Data to process Block Start

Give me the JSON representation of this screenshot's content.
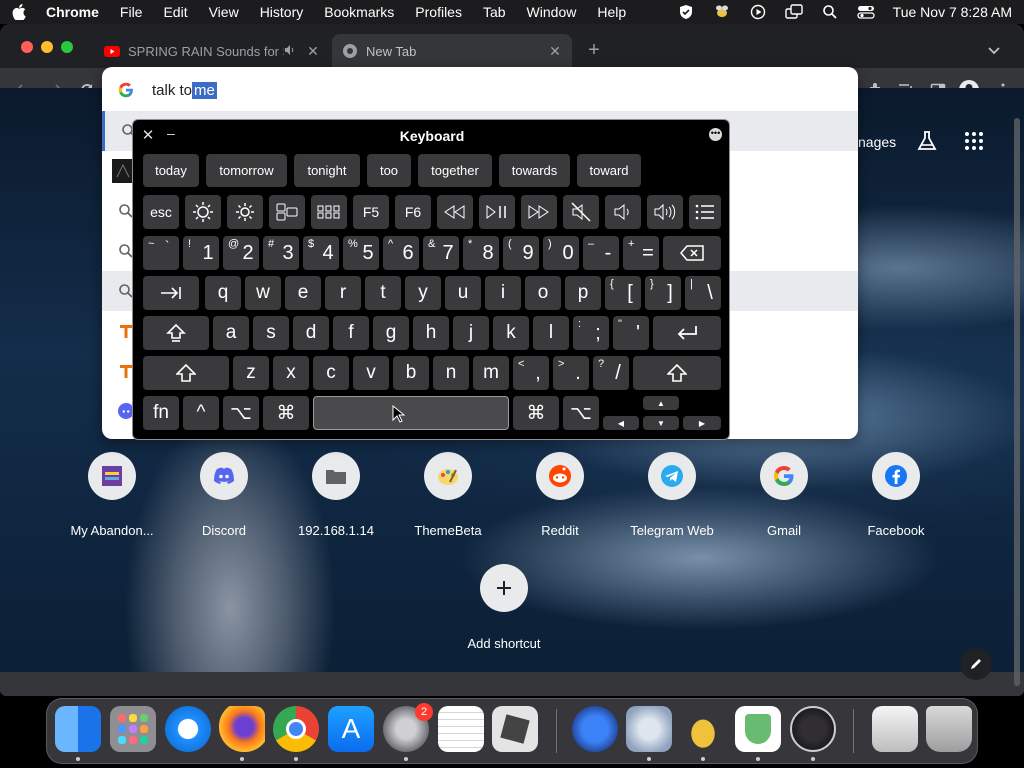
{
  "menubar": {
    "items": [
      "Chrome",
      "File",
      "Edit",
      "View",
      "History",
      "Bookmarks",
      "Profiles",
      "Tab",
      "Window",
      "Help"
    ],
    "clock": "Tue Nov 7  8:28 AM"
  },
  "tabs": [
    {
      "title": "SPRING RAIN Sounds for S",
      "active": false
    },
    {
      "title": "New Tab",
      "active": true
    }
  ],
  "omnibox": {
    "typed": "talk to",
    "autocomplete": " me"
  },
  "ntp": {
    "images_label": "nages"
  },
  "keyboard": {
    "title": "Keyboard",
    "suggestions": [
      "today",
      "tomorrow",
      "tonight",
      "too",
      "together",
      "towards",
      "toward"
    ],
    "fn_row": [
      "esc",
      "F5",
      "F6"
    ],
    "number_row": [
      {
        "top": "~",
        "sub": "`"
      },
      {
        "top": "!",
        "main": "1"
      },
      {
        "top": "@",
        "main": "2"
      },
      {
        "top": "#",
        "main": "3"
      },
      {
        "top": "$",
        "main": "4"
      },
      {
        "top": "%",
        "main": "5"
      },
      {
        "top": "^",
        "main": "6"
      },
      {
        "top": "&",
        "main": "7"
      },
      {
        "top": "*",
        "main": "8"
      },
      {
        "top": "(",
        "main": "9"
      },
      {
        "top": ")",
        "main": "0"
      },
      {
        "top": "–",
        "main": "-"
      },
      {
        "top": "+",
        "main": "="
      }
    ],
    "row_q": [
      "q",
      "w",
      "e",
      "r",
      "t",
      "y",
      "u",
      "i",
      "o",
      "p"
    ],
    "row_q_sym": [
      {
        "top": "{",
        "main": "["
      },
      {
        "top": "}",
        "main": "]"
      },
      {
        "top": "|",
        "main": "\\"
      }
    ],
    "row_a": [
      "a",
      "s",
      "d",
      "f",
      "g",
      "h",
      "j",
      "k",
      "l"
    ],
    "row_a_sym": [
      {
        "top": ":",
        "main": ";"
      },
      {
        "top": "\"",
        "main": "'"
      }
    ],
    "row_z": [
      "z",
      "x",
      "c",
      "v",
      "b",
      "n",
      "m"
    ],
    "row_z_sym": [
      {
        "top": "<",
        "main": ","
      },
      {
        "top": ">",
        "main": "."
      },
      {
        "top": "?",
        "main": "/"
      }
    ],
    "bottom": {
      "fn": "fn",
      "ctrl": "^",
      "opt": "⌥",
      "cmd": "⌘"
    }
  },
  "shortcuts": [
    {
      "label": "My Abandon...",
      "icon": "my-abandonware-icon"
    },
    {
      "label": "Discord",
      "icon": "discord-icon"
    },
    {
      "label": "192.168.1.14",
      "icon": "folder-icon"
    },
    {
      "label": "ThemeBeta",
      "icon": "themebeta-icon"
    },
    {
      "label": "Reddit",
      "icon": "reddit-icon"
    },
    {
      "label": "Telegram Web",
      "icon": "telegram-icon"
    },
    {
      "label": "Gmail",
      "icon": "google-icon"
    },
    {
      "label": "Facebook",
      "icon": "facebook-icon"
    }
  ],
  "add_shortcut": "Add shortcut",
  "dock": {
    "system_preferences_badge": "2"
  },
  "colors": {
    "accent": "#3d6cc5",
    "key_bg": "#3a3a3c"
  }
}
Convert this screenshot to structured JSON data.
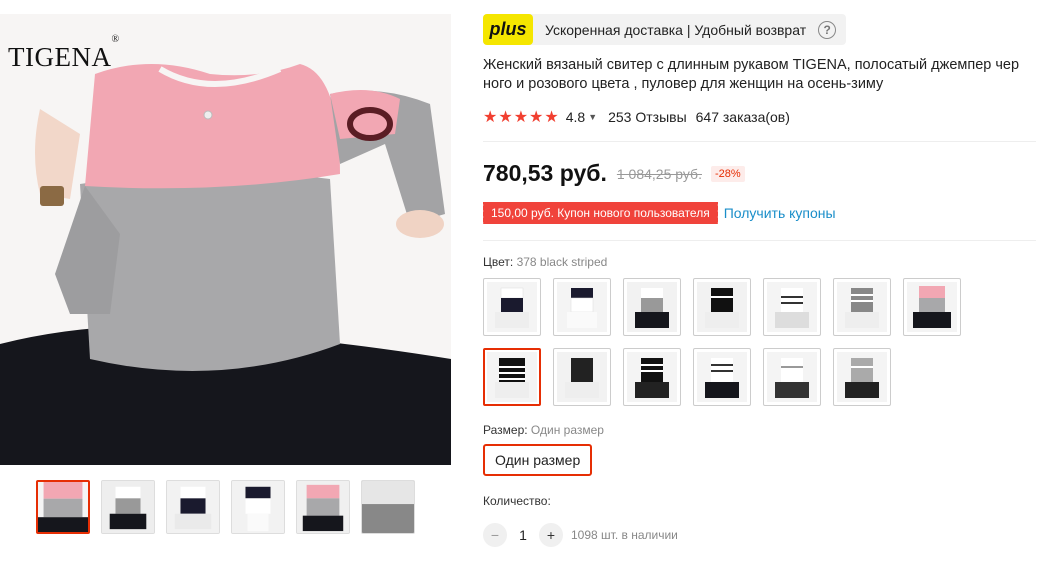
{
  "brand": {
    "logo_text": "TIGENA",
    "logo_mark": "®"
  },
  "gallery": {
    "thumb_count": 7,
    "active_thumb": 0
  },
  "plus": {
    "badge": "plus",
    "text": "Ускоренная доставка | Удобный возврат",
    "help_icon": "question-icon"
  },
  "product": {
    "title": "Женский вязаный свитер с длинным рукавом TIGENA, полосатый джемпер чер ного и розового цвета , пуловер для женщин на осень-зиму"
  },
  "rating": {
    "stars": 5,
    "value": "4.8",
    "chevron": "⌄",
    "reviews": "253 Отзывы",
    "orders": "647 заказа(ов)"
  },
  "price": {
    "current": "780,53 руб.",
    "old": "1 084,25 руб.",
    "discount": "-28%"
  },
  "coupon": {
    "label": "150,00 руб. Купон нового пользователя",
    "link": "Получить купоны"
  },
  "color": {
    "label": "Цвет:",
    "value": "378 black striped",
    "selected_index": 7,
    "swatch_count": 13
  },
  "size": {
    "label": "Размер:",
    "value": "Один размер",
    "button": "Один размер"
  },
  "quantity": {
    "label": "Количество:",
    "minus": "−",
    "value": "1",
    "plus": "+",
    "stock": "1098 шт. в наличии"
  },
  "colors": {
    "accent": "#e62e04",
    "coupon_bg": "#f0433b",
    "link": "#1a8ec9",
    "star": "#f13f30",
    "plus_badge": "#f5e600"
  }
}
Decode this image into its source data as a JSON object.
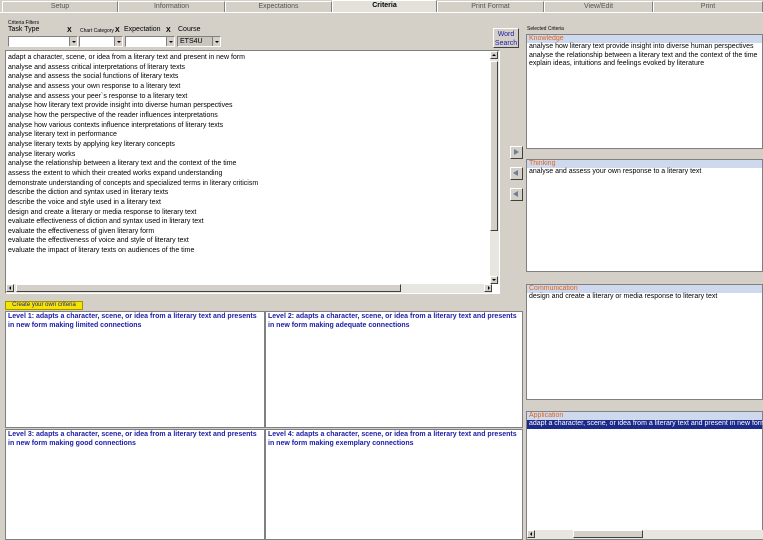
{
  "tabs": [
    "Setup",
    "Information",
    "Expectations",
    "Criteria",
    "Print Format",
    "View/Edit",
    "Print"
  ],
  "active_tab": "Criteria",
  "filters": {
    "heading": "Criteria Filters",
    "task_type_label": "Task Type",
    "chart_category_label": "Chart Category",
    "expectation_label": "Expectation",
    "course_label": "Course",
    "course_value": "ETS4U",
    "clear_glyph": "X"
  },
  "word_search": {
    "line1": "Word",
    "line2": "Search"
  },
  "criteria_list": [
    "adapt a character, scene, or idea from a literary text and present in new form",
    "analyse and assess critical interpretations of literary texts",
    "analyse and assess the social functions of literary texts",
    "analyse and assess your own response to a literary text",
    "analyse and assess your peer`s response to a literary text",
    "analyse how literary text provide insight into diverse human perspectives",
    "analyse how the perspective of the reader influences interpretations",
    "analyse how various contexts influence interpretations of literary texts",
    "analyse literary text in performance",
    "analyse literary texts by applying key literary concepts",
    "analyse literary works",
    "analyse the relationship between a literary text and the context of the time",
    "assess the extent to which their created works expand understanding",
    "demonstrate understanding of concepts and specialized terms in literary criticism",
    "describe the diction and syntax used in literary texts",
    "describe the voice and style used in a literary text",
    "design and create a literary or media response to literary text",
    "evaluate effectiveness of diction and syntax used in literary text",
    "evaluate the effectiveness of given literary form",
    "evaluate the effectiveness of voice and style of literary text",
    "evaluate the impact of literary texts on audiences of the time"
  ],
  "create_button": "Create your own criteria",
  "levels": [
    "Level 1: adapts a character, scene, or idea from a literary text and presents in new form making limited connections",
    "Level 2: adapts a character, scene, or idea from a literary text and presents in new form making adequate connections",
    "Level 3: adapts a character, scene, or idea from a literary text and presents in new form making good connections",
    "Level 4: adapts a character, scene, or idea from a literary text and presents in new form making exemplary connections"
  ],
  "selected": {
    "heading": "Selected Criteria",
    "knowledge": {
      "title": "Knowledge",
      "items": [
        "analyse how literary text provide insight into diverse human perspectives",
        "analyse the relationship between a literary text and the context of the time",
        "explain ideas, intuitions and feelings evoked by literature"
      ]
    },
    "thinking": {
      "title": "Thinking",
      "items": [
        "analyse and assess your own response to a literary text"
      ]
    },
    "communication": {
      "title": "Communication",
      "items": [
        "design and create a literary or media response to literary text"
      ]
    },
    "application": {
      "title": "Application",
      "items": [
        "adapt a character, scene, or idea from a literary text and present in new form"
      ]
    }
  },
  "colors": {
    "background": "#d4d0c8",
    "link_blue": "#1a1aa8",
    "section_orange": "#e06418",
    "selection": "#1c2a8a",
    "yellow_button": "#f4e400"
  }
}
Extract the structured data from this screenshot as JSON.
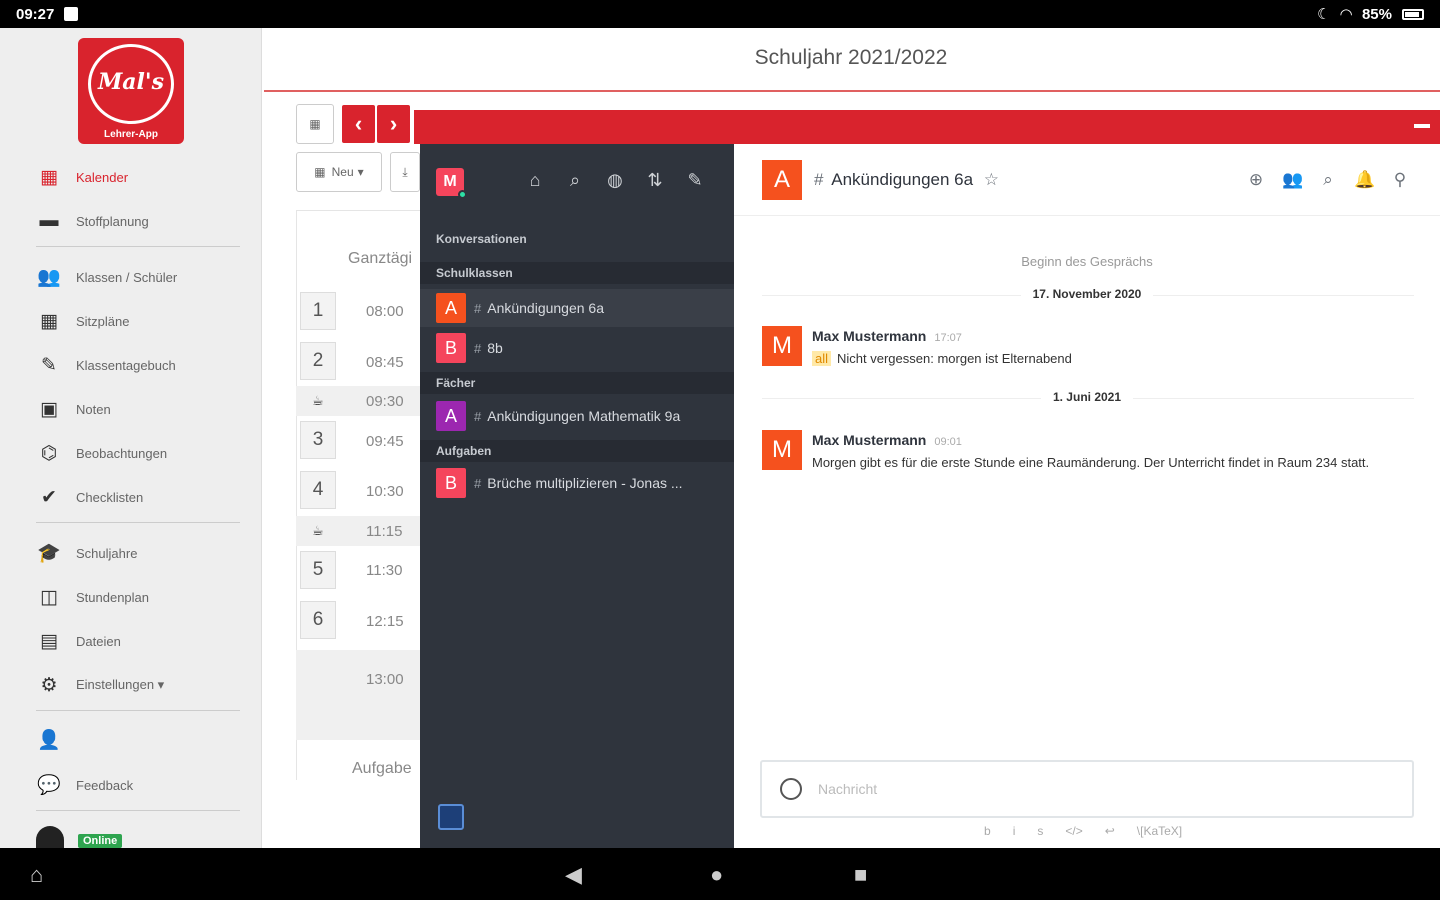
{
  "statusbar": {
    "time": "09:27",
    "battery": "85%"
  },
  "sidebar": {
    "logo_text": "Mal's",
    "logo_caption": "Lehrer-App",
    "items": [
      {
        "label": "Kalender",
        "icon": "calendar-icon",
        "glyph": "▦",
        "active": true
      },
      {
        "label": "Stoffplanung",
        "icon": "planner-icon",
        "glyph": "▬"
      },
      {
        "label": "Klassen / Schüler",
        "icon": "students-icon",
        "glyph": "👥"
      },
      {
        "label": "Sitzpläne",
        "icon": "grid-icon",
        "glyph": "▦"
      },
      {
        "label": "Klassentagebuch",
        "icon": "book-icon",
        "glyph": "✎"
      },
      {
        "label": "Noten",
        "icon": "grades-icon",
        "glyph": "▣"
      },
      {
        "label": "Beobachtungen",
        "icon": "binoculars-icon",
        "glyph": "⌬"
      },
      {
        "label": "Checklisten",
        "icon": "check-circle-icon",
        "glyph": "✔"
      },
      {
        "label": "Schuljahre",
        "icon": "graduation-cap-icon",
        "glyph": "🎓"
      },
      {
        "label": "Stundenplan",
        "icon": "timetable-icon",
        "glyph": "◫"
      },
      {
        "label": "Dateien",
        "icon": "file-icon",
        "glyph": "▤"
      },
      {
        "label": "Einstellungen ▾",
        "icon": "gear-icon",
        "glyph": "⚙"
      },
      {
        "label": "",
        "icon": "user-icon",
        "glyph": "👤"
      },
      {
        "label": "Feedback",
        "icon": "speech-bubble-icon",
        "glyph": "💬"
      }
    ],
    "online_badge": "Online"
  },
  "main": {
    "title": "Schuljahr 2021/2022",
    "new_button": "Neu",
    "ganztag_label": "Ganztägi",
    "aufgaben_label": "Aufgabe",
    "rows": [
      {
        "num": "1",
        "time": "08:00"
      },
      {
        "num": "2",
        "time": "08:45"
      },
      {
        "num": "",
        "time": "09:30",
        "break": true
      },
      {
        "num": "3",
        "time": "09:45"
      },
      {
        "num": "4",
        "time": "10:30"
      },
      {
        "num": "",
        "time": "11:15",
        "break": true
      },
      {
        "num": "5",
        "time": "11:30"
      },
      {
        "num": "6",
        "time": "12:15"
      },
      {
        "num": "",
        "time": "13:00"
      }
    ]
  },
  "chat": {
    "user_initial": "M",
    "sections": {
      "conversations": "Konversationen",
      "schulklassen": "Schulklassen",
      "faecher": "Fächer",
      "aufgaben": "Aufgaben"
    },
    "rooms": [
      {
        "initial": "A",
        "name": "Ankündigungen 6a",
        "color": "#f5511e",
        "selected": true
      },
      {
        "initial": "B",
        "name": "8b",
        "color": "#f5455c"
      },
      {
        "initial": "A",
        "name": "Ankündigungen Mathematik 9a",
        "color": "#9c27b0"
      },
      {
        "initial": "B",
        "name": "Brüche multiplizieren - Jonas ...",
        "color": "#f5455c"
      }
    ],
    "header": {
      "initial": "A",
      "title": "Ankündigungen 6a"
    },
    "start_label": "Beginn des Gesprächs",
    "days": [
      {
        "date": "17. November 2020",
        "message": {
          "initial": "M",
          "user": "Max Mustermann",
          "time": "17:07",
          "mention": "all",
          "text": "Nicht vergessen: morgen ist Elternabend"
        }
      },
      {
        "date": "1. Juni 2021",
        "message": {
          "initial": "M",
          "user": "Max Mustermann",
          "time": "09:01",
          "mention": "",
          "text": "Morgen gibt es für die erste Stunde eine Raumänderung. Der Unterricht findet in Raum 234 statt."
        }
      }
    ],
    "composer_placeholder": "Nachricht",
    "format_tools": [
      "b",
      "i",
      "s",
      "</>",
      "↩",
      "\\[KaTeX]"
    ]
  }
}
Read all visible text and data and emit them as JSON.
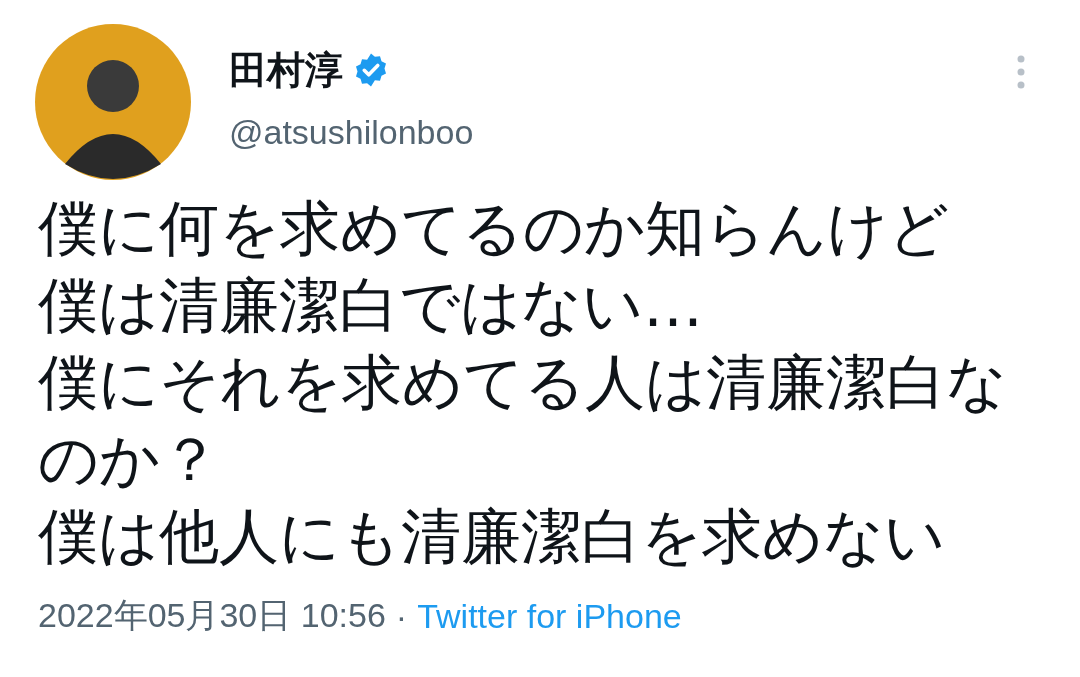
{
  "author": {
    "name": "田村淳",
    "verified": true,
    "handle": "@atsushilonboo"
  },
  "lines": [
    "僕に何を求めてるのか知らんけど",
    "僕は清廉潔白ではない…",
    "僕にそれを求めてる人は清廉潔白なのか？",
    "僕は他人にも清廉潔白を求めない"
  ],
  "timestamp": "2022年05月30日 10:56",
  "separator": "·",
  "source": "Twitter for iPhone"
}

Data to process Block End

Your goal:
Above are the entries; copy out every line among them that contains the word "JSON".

Task response:
Give me the JSON representation of this screenshot's content.
Convert this screenshot to structured JSON data.
Decode this image into its source data as a JSON object.
Extract the structured data from this screenshot as JSON.
Read all visible text and data and emit them as JSON.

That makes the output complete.